Oct. 9, 2000 -- Faced with a public outcry over gun violence in schools, the National Rifle Association went on the attack in March 1999 against the Clinton administration, accusing it of deliberately not enforcing gun laws.
“I’ve come to believe [Bill Clinton] needs a certain level of violence in this country. He’s willing to accept a certain level of killing to further his political agenda,” NRA Executive Vice President Wayne LaPierre told ABCNEWS’ This Week earlier this year.
“This president has presided over a complete lack of enforcement,” he continued.
Those accusations rang true with the American public. A gallup poll taken this year found that more than 53 percent of Americans believe we need to enforce current gun laws more strictly and not pass new ones.
But an ABCNEWS investigation has found that many of the NRA’s claims are unfounded, and that in fact, numerous gun laws are being enforced.
LaPierre’s accusations became the centerpiece of the NRA campaign against President Clinton and Vice President Al Gore. LaPierre said the federal government should enforce existing gun laws before passing new ones. He used the argument in his efforts to oppose the Juvenile Justice Bill that was debated in Congress last summer, but ultimately failed. The most hotly contested piece of that legislation was an amendment requiring background checks on everyone buying a gun at a gun show.
A ‘Total Lack of Prosecution?’ In its effort to defeat the legislation, the NRA sent letters to its members in June of last year claiming that felons were being released back on the streets — without being prosecuted — after they failed to pass background checks.
An excerpt of that letter reads: “According to the Clinton/Gore Administration’s own numbers, the total lack of prosecution during the past five years of the Brady background checks has returned 250,000 predators to the streets, unscathed. Not one of them was federally prosecuted in three straight years.

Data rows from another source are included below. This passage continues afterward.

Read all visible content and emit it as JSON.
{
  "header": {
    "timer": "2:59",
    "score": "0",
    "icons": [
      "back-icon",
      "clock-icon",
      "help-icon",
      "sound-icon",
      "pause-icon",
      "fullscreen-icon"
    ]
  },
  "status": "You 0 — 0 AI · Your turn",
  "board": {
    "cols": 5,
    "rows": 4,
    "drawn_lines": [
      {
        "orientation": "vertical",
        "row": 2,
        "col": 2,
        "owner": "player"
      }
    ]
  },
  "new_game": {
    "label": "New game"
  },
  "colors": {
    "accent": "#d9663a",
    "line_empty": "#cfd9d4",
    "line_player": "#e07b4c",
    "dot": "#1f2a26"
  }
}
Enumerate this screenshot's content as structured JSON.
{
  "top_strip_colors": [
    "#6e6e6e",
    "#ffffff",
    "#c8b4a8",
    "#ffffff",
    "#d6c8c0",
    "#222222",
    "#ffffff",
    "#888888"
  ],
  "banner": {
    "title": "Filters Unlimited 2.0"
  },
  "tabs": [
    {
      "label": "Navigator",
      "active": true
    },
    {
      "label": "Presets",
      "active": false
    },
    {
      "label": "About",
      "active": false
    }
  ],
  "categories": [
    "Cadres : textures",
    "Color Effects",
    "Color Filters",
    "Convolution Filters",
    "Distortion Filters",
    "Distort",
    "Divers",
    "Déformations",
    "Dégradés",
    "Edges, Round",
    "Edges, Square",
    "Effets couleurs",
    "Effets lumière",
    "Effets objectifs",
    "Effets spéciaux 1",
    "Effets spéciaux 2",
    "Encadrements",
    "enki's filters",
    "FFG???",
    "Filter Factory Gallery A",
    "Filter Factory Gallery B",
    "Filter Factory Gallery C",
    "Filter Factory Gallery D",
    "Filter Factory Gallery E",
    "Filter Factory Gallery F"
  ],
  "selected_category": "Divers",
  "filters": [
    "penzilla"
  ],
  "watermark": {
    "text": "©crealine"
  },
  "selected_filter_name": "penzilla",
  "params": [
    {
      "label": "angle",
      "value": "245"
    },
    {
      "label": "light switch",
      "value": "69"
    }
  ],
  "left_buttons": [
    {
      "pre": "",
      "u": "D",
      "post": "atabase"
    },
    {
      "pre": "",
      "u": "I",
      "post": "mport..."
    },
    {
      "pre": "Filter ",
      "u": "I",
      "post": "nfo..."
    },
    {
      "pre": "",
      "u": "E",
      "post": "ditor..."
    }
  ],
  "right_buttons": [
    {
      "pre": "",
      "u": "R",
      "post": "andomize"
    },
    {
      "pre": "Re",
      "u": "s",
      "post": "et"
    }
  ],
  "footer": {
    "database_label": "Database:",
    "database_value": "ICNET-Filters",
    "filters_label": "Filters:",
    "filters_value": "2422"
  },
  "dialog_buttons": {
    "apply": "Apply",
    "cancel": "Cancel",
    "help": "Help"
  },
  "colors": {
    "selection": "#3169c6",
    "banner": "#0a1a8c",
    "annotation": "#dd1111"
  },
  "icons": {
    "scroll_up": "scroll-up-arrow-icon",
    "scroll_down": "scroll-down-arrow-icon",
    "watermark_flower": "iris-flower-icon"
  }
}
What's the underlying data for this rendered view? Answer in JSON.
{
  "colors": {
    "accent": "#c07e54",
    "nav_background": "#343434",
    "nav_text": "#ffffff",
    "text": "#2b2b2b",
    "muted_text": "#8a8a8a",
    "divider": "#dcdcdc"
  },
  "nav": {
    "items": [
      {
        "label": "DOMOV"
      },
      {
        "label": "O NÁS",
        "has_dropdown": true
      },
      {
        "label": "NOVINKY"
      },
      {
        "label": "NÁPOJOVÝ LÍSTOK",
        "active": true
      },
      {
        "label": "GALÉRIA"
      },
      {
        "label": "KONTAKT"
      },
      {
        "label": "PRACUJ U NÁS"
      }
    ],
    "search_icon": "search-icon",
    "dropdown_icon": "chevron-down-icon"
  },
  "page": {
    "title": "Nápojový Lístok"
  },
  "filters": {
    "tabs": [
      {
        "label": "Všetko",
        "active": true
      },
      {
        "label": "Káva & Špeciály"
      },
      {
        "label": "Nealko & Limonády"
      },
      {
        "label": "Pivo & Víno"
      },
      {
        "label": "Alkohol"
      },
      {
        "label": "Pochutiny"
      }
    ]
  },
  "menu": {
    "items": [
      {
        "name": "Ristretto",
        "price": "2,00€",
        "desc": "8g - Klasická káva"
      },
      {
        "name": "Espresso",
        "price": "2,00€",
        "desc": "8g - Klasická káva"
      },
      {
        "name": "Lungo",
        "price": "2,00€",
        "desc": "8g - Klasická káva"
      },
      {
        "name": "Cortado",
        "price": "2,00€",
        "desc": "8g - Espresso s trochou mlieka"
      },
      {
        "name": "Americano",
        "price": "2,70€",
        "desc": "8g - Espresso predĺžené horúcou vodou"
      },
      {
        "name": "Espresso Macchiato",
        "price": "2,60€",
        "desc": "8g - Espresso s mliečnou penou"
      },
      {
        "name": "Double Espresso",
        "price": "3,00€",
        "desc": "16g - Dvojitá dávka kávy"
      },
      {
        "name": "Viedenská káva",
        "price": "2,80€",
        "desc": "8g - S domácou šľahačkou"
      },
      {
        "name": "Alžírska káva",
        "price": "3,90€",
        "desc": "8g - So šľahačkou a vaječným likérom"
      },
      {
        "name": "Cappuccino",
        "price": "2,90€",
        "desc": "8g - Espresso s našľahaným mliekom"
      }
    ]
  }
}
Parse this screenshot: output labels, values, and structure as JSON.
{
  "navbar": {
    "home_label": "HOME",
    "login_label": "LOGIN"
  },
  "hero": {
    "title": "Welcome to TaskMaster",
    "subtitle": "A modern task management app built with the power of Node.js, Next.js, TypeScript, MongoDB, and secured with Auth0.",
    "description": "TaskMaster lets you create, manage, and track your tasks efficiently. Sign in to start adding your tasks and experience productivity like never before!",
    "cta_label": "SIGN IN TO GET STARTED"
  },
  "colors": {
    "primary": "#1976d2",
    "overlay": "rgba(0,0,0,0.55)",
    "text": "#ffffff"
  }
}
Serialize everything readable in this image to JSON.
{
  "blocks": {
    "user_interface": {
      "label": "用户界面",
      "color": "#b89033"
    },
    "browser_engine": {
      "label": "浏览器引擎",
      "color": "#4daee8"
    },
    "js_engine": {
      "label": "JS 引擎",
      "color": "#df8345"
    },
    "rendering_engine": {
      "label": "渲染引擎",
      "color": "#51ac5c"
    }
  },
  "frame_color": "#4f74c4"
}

That’s both a disgrace and an outrage.”
On its Web site, the NRA asserts that “all violations under the Brady check, Instant Check Phase” were “0 in 1996, 0 in 1997, and 0 in 1998.”
But an ABCNEWS examination of that data found the claims either unsupported or misleading.
In the case of the Brady Law, there have been hundreds of federal prosecutions, according to statistics obtained by ABCNEWS.
The NRA based its claim of zero prosecutions on a Department of Justice letter sent to Sen. Jeff Sessions, R-Ala., it says proves its point.
However, the letter only cites statistics on the number of people federally prosecuted for firearm violations related to the Brady Law. The data represents prosecutions of people who illegally attempt to sell guns, not purchase them, and the statutes the NRA cites do not apply to gun buyers.
604 Prosecutions or Zero?
At the request of ABCNEWS, the United States Sentencing Commission, an independent government agency, compiled data for violations of law by people who tried to buy guns illegally. The commission found at least 604 people were federally prosecuted and convicted for illegally attempting to buy a firearm in the period the NRA points to. After being presented with the data during an interview with ABCNEWS’ Peter Jennings, LaPierre admitted there had been only one prosecution.
But LaPierre went a step further, saying there has been a “complete lack of enforcement.” The Brady Law data the NRA cites ignores other federal gun prosecutions, as well as untold state and local cases.
It is important to note that not everyone who fails a Brady background check has committed a crime, as in cases where the applicant is mentally ill, or makes an honest mistake in filling the Brady check form.
According to the commission, the number of people prosecuted federally for illegally attempting to buy a gun is far higher than 604. It was unable, however, to put a specific number on those cases because the federal statutes covering illegal attempts to buy guns cover other crimes as well. No complete record is available of federal prosecutions of people attempting to buy guns illegally.
Further, the federal government does not handle most gun prosecutions. Many states prosecute people attempting to buy firearms under their own gun laws.
In fact, the Bureau of Justice Statistics reports that 90 percent of all weapons convictions occur in state courts. Because of varying laws in each state, and the vast number of state and local jurisdictions in the United States, there is no breakdown of state weapons convictions according to specific crimes.
“Criticism of federal prosecution statistics ignores the basic fact that both federal and state authorities prosecute gun cases,” the Justice Department said in a statement. “State and local authorities make the vast majority of arrests and undertake the vast majority of prosecutions.”
By focusing only on the Brady Law, which was designed as a way to better implement this patchwork of existing gun laws, including the original law that made it a crime for convicted felons and others to buy firearms — the Federal Gun Control Act of 1968 — the NRA misses an awful lot of gun prosecutions.
More Firearms Convictions According to the Bureau of Justice Statistics, there has been a steady increase in total state and federal firearms convictions since 1992. In 1996 there were 22 percent more criminals sent to prison for state and federal weapons offenses than in 1992.
The NRA’s apparent narrow focus also seemingly ignores some of the reasons why there are relatively few Brady prosecutions. In order to convict someone under the law for attempting to buy a gun illegally, prosecutors must show the individual was a prohibited gun purchaser who knowingly gave false information on the federal purchase form. These are often difficult cases to prove in court.